I’ve competed in 13+ marathons, devote 5 or 6 days a week to running, and I average 6-10 miles per day. But I don’t actually enjoy it because the journey is grueling and some days it’s hard to push through. What I enjoy about running is the range of positive effects it has on my life, especially my career, which I’ll share more about today. Here are 4 ways running makes me a better consultant:
- Create everlasting rapport. The only thing better than running in Ireland (with the most amazing views of the islands and the sea) is running with a friend. I do this often with my colleagues in Cork. We step away from the office, go on a run, and come back refreshed from the time outside. I’ve built incredible bonds with teammates this way — holding each other accountable in running translates well to collaborating seamlessly on projects.
- Manage stress. Running increases concentrations of norepinephrine, a naturally occurring chemical that helps strengthen the brain’s defense against stress. Using running as an outlet helps me be the best version of myself. I’m more patient with my kids, more considerate with others, more considerate with myself, and a better colleague.

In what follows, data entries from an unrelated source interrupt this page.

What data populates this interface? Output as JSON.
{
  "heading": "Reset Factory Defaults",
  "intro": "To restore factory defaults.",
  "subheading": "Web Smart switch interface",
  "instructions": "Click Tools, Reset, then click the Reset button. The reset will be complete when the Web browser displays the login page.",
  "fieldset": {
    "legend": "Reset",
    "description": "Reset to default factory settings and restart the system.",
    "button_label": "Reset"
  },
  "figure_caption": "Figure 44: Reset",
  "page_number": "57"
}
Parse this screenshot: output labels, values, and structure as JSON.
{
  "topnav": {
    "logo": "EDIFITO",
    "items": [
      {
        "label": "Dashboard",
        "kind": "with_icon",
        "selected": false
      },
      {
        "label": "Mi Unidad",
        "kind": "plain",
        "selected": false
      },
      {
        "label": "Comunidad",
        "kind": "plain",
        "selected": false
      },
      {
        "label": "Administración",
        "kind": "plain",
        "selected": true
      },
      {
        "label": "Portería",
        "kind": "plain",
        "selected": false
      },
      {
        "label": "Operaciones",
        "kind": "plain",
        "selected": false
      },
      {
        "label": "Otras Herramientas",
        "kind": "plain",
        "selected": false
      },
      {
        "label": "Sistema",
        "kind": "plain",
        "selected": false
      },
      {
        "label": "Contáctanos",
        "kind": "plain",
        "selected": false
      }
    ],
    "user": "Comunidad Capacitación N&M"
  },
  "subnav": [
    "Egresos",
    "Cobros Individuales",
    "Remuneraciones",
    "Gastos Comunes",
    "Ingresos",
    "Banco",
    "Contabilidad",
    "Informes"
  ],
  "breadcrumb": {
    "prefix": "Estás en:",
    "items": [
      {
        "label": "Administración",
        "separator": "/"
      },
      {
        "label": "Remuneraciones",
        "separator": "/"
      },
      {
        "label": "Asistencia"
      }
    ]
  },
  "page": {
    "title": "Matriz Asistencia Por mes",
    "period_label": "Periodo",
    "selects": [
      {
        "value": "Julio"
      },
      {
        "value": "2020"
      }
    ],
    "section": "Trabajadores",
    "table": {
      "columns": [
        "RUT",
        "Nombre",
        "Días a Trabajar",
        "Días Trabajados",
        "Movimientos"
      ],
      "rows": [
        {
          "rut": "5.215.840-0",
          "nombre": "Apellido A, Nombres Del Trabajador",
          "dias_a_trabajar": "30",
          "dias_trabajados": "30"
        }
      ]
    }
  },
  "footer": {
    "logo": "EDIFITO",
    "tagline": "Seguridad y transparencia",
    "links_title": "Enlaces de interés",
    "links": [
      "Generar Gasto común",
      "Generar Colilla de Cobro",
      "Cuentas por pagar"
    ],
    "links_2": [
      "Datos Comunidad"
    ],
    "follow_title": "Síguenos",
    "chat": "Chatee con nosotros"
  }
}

- Practice discipline. What originally started as a hobby in college to give me a break from studying has turned into a core component of my life. At some point I stopped making plans to run and simply integrated it into my day to day. Ultimately, the goal is to build up that habit. There’s a myriad of ways to achieve this, like helping someone else run, running with friends and family, and my favorite, vocalizing the commitment. (When I tell people about an upcoming marathon or 5K, then I either have to follow through or suffer embarrassment. Works quite well!)
- Unlock creativity. Do you know what the hidden secret to problem-solving is? Nothing. Let me explain: a major part of my role at capSpire is problem-solving. There’s plenty of ways to help untangle a problem, like whiteboarding or joining forces with a teammate, but my secret weapon is the blank slate mind – the “nothingness” that appears once my running shoes hit the ground. I go for a jog, not even thinking about the solution, the clouds clearing from my head, and suddenly, halfway through my run, the solution reveals itself. This happens all the time and I’m continually amazed at how a meditative stream of consciousness can help produce elegant, creative solutions for my work.
Whether it’s running, swimming, biking, or another activity, I think most readers will see parallels between a physical exercise they love and the positive impact it has on their personal and professional life — what’s your outlet? And how has it changed you for the better? Feel free to share with me at email@example.com.